This coming month we are running a public war game on The Battle for China’s Smart Grid. We have very quickly seen that this is more than a strategic fight of Western companies for a share of a China mega-infrastructure project. It will likely demonstrate how Western companies can succeed in a very fluid China market – where the opportunity is great the the stakes are high.
Just this past week the New York Times (Academic Paper in China Sets Off Alarms in U.S., March 20) reported on an academic paper written by two researchers from China on the vulnerability of America’s power grid to computer attack. This article resulted in misinterpreted accusations regarding China’s intentions to “take down” the US grid. When interviewed the researchers pointed out that this paper was theoretical and lacked the necessary depth to accomplish what their accusers claim. Besides, they wanted to make it very clear that they used the US case because they were able find enough data in America and not enough on China’s grid to allow them to analyze their own system.
The more substantial question is how extensively will US and European energy and technology companies invest in plant, infrastructure, and product development in China – seemingly a necessity if they are to build out China’s smart grid? Recent concerns expressed by US firms about new PRC government policies that place heavy emphasis on only procuring products and equipment that contains “indigenous Chinese innovation” raise questions about how much of the market actually will be available to foreign companies.
If one just reads the ongoing press about Google’s exit and arguments with the Chinese government, then it is clear that concerns about the PRC business environment are growing. At the same time, with far less noise other companies, such as Applied Materials, a prominent Silicon Valley technology firm is moving some of its technology R&D over to Xian, China (Austin-American Statesman, March 22, 2010). What exactly is the center of gravity regarding foreign business thinking about China?
Finally in response to US trade pressure on China, the China’s commerce minister, Chen Deming, warned against the U.S. beginning a trade war with China (Washington Post, March 22).

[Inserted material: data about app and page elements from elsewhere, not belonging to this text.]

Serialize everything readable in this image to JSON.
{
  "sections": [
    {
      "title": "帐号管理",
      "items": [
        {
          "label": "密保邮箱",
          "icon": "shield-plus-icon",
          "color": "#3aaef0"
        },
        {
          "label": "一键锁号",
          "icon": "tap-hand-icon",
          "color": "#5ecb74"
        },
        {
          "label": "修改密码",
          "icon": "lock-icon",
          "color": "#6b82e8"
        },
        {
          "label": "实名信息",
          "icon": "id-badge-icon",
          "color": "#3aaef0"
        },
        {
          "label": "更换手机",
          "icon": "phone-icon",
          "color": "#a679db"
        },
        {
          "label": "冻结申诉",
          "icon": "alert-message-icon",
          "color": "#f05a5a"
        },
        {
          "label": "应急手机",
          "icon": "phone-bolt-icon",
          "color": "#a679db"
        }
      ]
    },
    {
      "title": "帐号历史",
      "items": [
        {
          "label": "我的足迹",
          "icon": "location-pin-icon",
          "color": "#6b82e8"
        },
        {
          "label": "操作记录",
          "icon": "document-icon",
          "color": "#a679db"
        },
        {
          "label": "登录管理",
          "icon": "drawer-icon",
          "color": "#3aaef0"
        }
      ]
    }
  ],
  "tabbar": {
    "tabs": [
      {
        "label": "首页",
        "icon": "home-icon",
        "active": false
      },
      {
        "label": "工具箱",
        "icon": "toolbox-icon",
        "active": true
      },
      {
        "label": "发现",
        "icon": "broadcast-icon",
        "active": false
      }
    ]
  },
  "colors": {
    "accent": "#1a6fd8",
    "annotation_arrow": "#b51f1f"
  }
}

So, as you can see the Battle for China’s Smart Grid is far more than just about the technology itself. It is about nations trying to gain competitive advantage. It’s about where the R&D will be taking place. It’s about trust and about how to establish a growing business in a new market with lots of promise.